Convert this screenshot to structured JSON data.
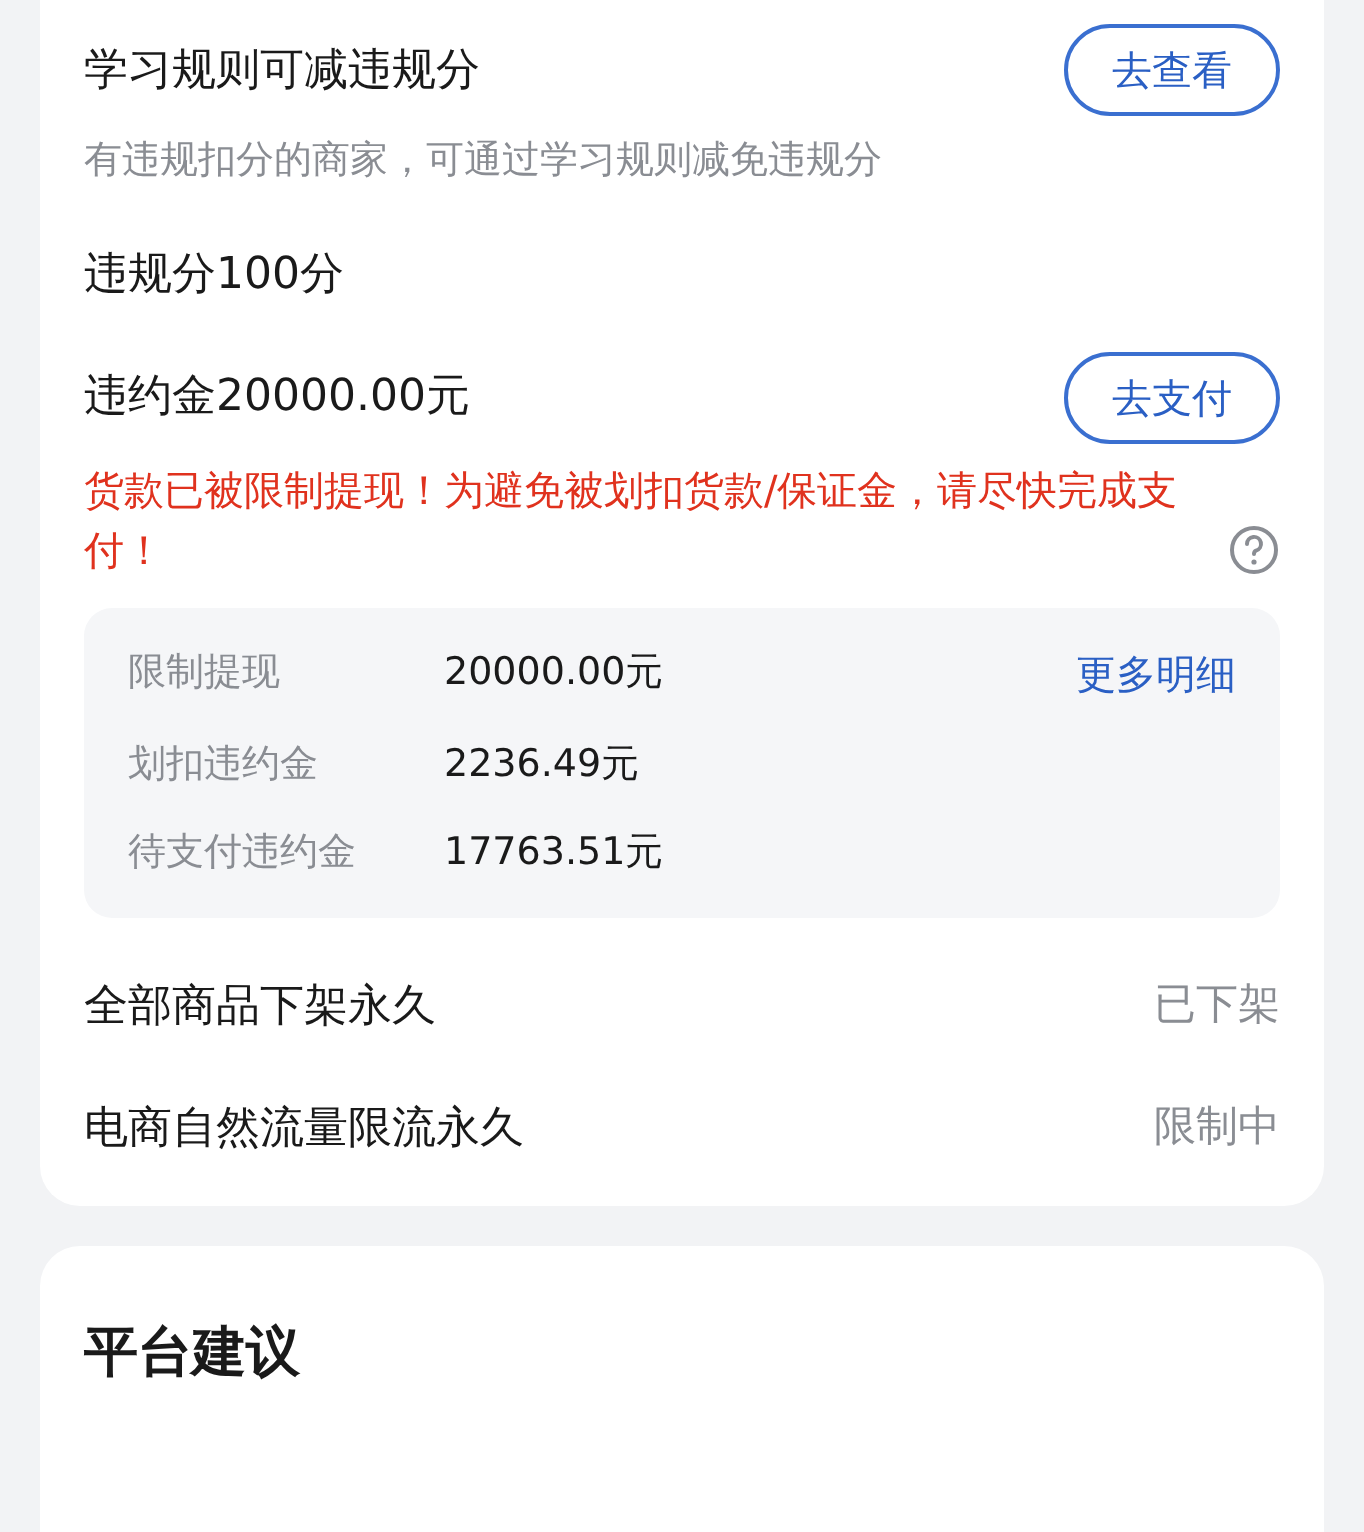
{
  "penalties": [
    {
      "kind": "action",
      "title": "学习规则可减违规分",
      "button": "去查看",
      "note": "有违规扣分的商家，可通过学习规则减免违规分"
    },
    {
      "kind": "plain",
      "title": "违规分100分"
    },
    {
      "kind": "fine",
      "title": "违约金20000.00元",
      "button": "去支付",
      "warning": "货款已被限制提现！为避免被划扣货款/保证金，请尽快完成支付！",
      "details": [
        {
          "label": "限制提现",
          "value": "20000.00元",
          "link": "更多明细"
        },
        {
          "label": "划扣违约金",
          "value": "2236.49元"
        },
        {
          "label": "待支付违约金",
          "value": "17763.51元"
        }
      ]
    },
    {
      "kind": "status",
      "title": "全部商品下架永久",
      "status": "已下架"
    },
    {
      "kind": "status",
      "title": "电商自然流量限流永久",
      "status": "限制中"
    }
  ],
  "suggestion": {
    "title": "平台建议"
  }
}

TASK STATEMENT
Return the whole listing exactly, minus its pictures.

EXERCISE OUTPUT
Convert this screenshot to structured JSON data.
{
  "penalties": [
    {
      "kind": "action",
      "title": "学习规则可减违规分",
      "button": "去查看",
      "note": "有违规扣分的商家，可通过学习规则减免违规分"
    },
    {
      "kind": "plain",
      "title": "违规分100分"
    },
    {
      "kind": "fine",
      "title": "违约金20000.00元",
      "button": "去支付",
      "warning": "货款已被限制提现！为避免被划扣货款/保证金，请尽快完成支付！",
      "details": [
        {
          "label": "限制提现",
          "value": "20000.00元",
          "link": "更多明细"
        },
        {
          "label": "划扣违约金",
          "value": "2236.49元"
        },
        {
          "label": "待支付违约金",
          "value": "17763.51元"
        }
      ]
    },
    {
      "kind": "status",
      "title": "全部商品下架永久",
      "status": "已下架"
    },
    {
      "kind": "status",
      "title": "电商自然流量限流永久",
      "status": "限制中"
    }
  ],
  "suggestion": {
    "title": "平台建议"
  }
}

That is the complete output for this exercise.